Wine walk put on by On Broadway, Inc, in Green Bay
Events and promotions are an important part of what make your downtown a destination. However, it is important that event hosts have a regular process for reviewing what went well and what could be improved. An event is not successful just because it happens. Some events are memorable and will draw people, while others might not—and this is ok. Evaluation can tell you whether an event was successful according to your goals, and can help you decide if it’s appropriate to hold the same event again, make some tweaks, or decline to offer it again and free up time for other, more effective initiatives.
Events can serve a variety of purposes, but still need to be updated to maximize the return on investment of time and effort involved. Some questions you might ask include:
- What were the goals, and were they achieved?
- Did the event break even or come close, even when accounting for staff and volunteer time?
- How did visitors, merchants, vendors and other stakeholders feel about the event? What suggestions do they have to make it better?
Answering these questions requires information on numbers (attendance, revenues) and perceptions (visitor experience). While it can be intimidating to ask visitors for input, their perspectives are incredibly valuable, and even if negative, feedback to the planning team is preferred to unfiltered thoughts shared over social media.

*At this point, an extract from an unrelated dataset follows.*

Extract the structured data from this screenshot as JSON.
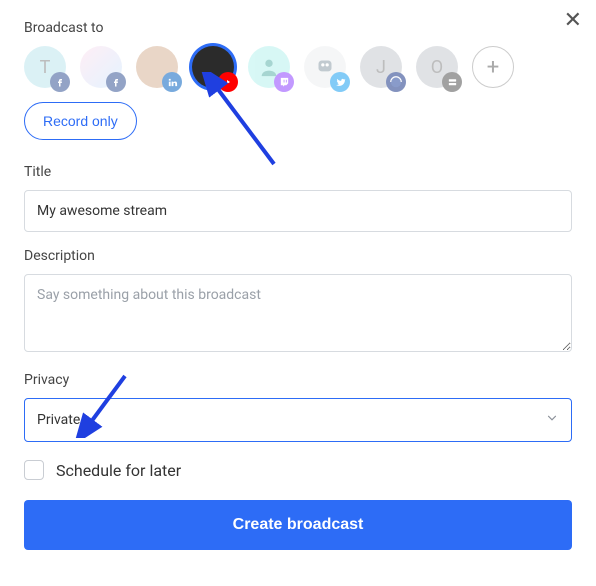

It is important to have some way of gauging event success to make the next event even better, and to ensure the lessons of the event are kept in mind when planning begins for the following year.

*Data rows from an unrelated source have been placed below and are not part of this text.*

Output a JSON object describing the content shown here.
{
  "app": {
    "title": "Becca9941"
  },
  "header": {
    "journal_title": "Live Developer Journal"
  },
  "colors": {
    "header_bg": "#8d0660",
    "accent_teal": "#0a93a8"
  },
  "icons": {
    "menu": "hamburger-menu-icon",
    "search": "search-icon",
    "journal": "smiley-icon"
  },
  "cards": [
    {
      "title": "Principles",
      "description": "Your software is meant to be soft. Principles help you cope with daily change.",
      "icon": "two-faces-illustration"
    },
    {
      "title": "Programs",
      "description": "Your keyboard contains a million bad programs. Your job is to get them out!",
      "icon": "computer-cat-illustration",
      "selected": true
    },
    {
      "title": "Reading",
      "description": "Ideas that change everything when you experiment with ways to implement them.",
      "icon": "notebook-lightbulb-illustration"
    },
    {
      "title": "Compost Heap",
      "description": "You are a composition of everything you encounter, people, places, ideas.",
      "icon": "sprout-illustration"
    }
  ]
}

Best practices for event evaluation start with launching evaluation efforts early. Event apps (such as Eventbrite) give you the ability to engage with your customers while also collecting demographic and other information about your audience. People can send their concerns and questions through these apps as well, making it easier for both the customer and for you as the organizer. In addition to these digital tools, you can set up information areas at the event to encourage people to share their ideas and experiences with staff immediately while still at the event. In addition, it is important to use smart event evaluation forms/surveys and ask the right questions. Smart evaluation forms/surveys include questionnaires and surveys that ask the biggest questions you need answers to or feedback on in order to continuously improve your event. At a minimum, key steps to follow include monitoring counts (attendance and sales), conducting a post-event surveys for visitors, conducting interviews with all stakeholders and gathering feedback.
Interviews, surveys, counts, fun facts
Interviews, surveys and counts are the top three activities to help collect data and effectively evaluate your event. Collecting this data also helps create visitor and vendor profiles that can be used for future event planning and continued relationship building. Interviews provide uniquely valuable feedback since they allow people to answer open-ended questions in a free-form fashion instead of just selecting multiple-choice responses. Interviews can be done randomly throughout the event by engaging visitors and vendors. Surveys are equally important to collect valuable data on event performance from the perspective of vendors, sponsors and area businesses. In addition to interviews and surveys, you should have a system set up to count attendees and sales. You can also collect “fun facts” by counting things like how many garbage bags were used, how many kegs were emptied and how many ears of corn were eaten. The fun facts are a great way to engage visitors for future years, since people tend to be intrigued by these facts and they can also demonstrate to potential attendees what sets the event apart from others.
Answering your key questions
Once you have collected your data through surveys, counts and interviews, you have what you need to answer those key questions. First, did you achieve your goals? Monetary goals can be evaluated based on expense and profit information—don’t forget to assign a value to in-kind contributions, and take into account staff/volunteer time as well. Attendance goals can be evaluated based on the counts collected. If your goal was to draw a broader mix of demographics, or increase attendance of a specific group, this can be evaluated using the answers from interviews and surveys, and/or registration and social media engagement. How did customers, vendors and businesses feel about the event? This question can be answered from your surveys and interviews. In addition to these specific metrics that should be evaluated for every event, you will have other ideas of what went well and what didn’t from the feedback you received throughout the event. Make a list of ideas and potential changes for next year now while the information is still fresh in your mind.